Required work: Your response should consist solely of the records, written out exactly.

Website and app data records
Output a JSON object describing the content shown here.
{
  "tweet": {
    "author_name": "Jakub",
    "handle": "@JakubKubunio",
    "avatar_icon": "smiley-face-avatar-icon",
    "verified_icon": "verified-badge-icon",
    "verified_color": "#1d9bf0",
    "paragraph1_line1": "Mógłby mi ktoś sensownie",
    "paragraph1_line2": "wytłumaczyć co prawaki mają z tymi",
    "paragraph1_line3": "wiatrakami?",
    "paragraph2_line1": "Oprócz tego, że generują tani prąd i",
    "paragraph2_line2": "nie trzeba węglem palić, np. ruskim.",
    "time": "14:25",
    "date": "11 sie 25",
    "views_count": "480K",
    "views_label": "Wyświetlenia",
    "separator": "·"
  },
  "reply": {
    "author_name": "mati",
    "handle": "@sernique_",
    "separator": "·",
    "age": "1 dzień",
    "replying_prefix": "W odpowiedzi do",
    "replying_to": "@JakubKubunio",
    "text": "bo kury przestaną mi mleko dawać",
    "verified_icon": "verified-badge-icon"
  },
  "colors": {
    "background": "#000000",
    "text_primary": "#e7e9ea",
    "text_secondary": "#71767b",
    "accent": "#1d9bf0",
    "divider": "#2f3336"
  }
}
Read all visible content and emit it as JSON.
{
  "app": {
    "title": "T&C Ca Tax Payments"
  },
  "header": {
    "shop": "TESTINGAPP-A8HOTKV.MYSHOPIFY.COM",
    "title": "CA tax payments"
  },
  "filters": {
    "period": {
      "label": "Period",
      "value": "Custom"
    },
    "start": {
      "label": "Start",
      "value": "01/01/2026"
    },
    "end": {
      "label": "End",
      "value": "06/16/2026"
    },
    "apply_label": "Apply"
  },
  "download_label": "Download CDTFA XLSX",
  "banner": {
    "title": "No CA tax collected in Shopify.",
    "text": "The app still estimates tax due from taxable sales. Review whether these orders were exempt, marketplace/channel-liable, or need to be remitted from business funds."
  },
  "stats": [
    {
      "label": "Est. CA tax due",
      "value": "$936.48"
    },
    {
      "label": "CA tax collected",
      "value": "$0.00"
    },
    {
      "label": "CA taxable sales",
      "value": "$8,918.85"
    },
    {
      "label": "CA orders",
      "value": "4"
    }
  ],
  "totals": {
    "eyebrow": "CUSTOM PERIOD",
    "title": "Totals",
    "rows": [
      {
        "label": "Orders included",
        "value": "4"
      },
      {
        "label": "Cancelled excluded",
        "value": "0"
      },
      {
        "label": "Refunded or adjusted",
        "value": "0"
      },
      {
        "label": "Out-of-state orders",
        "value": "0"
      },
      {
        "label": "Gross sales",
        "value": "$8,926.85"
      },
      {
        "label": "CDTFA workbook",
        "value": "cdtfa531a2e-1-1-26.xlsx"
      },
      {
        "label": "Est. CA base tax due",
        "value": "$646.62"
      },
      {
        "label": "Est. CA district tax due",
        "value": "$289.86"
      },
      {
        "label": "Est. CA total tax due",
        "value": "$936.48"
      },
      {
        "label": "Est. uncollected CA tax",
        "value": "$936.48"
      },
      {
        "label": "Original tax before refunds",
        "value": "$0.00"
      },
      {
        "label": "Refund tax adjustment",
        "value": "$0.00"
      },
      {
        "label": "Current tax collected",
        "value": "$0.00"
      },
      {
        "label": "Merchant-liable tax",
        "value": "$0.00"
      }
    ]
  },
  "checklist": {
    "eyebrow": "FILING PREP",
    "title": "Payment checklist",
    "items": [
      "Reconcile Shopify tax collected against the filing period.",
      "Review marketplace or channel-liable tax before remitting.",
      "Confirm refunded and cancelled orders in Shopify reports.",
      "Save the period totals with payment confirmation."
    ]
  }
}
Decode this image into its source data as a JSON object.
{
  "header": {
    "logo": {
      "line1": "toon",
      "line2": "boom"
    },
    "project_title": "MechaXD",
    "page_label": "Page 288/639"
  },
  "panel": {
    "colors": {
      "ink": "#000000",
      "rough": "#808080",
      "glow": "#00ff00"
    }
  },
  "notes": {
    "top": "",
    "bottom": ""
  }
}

Answer to this exercise:
Output a JSON object describing the content shown here.
{
  "tweet": {
    "author_name": "Jakub",
    "handle": "@JakubKubunio",
    "avatar_icon": "smiley-face-avatar-icon",
    "verified_icon": "verified-badge-icon",
    "verified_color": "#1d9bf0",
    "paragraph1_line1": "Mógłby mi ktoś sensownie",
    "paragraph1_line2": "wytłumaczyć co prawaki mają z tymi",
    "paragraph1_line3": "wiatrakami?",
    "paragraph2_line1": "Oprócz tego, że generują tani prąd i",
    "paragraph2_line2": "nie trzeba węglem palić, np. ruskim.",
    "time": "14:25",
    "date": "11 sie 25",
    "views_count": "480K",
    "views_label": "Wyświetlenia",
    "separator": "·"
  },
  "reply": {
    "author_name": "mati",
    "handle": "@sernique_",
    "separator": "·",
    "age": "1 dzień",
    "replying_prefix": "W odpowiedzi do",
    "replying_to": "@JakubKubunio",
    "text": "bo kury przestaną mi mleko dawać",
    "verified_icon": "verified-badge-icon"
  },
  "colors": {
    "background": "#000000",
    "text_primary": "#e7e9ea",
    "text_secondary": "#71767b",
    "accent": "#1d9bf0",
    "divider": "#2f3336"
  }
}
Read all visible content and emit it as JSON.
{
  "app": {
    "title": "T&C Ca Tax Payments"
  },
  "header": {
    "shop": "TESTINGAPP-A8HOTKV.MYSHOPIFY.COM",
    "title": "CA tax payments"
  },
  "filters": {
    "period": {
      "label": "Period",
      "value": "Custom"
    },
    "start": {
      "label": "Start",
      "value": "01/01/2026"
    },
    "end": {
      "label": "End",
      "value": "06/16/2026"
    },
    "apply_label": "Apply"
  },
  "download_label": "Download CDTFA XLSX",
  "banner": {
    "title": "No CA tax collected in Shopify.",
    "text": "The app still estimates tax due from taxable sales. Review whether these orders were exempt, marketplace/channel-liable, or need to be remitted from business funds."
  },
  "stats": [
    {
      "label": "Est. CA tax due",
      "value": "$936.48"
    },
    {
      "label": "CA tax collected",
      "value": "$0.00"
    },
    {
      "label": "CA taxable sales",
      "value": "$8,918.85"
    },
    {
      "label": "CA orders",
      "value": "4"
    }
  ],
  "totals": {
    "eyebrow": "CUSTOM PERIOD",
    "title": "Totals",
    "rows": [
      {
        "label": "Orders included",
        "value": "4"
      },
      {
        "label": "Cancelled excluded",
        "value": "0"
      },
      {
        "label": "Refunded or adjusted",
        "value": "0"
      },
      {
        "label": "Out-of-state orders",
        "value": "0"
      },
      {
        "label": "Gross sales",
        "value": "$8,926.85"
      },
      {
        "label": "CDTFA workbook",
        "value": "cdtfa531a2e-1-1-26.xlsx"
      },
      {
        "label": "Est. CA base tax due",
        "value": "$646.62"
      },
      {
        "label": "Est. CA district tax due",
        "value": "$289.86"
      },
      {
        "label": "Est. CA total tax due",
        "value": "$936.48"
      },
      {
        "label": "Est. uncollected CA tax",
        "value": "$936.48"
      },
      {
        "label": "Original tax before refunds",
        "value": "$0.00"
      },
      {
        "label": "Refund tax adjustment",
        "value": "$0.00"
      },
      {
        "label": "Current tax collected",
        "value": "$0.00"
      },
      {
        "label": "Merchant-liable tax",
        "value": "$0.00"
      }
    ]
  },
  "checklist": {
    "eyebrow": "FILING PREP",
    "title": "Payment checklist",
    "items": [
      "Reconcile Shopify tax collected against the filing period.",
      "Review marketplace or channel-liable tax before remitting.",
      "Confirm refunded and cancelled orders in Shopify reports.",
      "Save the period totals with payment confirmation."
    ]
  }
}
Decode this image into its source data as a JSON object.
{
  "header": {
    "logo": {
      "line1": "toon",
      "line2": "boom"
    },
    "project_title": "MechaXD",
    "page_label": "Page 288/639"
  },
  "panel": {
    "colors": {
      "ink": "#000000",
      "rough": "#808080",
      "glow": "#00ff00"
    }
  },
  "notes": {
    "top": "",
    "bottom": ""
  }
}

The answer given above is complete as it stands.